» **SUPPLIED ENTRIES**:
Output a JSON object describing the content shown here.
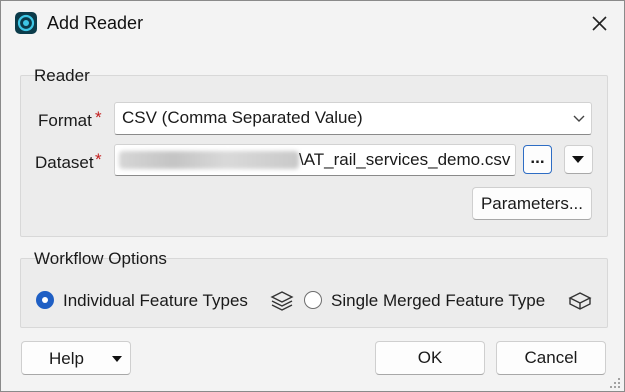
{
  "window": {
    "title": "Add Reader",
    "icon": "fme-app-icon",
    "close_icon": "close-icon"
  },
  "reader": {
    "group_title": "Reader",
    "format_label": "Format",
    "format_required": "*",
    "format_value": "CSV (Comma Separated Value)",
    "dataset_label": "Dataset",
    "dataset_required": "*",
    "dataset_value": "\\AT_rail_services_demo.csv",
    "browse_label": "...",
    "parameters_label": "Parameters..."
  },
  "workflow": {
    "group_title": "Workflow Options",
    "option_individual": "Individual Feature Types",
    "option_merged": "Single Merged Feature Type",
    "selected": "Individual Feature Types"
  },
  "footer": {
    "help_label": "Help",
    "ok_label": "OK",
    "cancel_label": "Cancel"
  },
  "colors": {
    "accent": "#1f5fc4",
    "required": "#c21c1c"
  }
}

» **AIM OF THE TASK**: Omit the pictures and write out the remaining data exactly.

» **WRITTEN REPLY**:
Output a JSON object describing the content shown here.
{
  "window": {
    "title": "Add Reader",
    "icon": "fme-app-icon",
    "close_icon": "close-icon"
  },
  "reader": {
    "group_title": "Reader",
    "format_label": "Format",
    "format_required": "*",
    "format_value": "CSV (Comma Separated Value)",
    "dataset_label": "Dataset",
    "dataset_required": "*",
    "dataset_value": "\\AT_rail_services_demo.csv",
    "browse_label": "...",
    "parameters_label": "Parameters..."
  },
  "workflow": {
    "group_title": "Workflow Options",
    "option_individual": "Individual Feature Types",
    "option_merged": "Single Merged Feature Type",
    "selected": "Individual Feature Types"
  },
  "footer": {
    "help_label": "Help",
    "ok_label": "OK",
    "cancel_label": "Cancel"
  },
  "colors": {
    "accent": "#1f5fc4",
    "required": "#c21c1c"
  }
}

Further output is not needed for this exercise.